*** EXERCISE MATERIAL Section Begins ***

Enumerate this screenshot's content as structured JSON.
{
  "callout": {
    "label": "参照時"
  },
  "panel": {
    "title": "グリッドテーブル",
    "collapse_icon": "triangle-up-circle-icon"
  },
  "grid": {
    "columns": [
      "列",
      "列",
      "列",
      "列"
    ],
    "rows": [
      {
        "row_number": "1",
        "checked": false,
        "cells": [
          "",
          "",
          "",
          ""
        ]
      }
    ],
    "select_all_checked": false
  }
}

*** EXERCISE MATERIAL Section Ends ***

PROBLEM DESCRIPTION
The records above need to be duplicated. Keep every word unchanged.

OUTPUT
Enumerate this screenshot's content as structured JSON.
{
  "callout": {
    "label": "参照時"
  },
  "panel": {
    "title": "グリッドテーブル",
    "collapse_icon": "triangle-up-circle-icon"
  },
  "grid": {
    "columns": [
      "列",
      "列",
      "列",
      "列"
    ],
    "rows": [
      {
        "row_number": "1",
        "checked": false,
        "cells": [
          "",
          "",
          "",
          ""
        ]
      }
    ],
    "select_all_checked": false
  }
}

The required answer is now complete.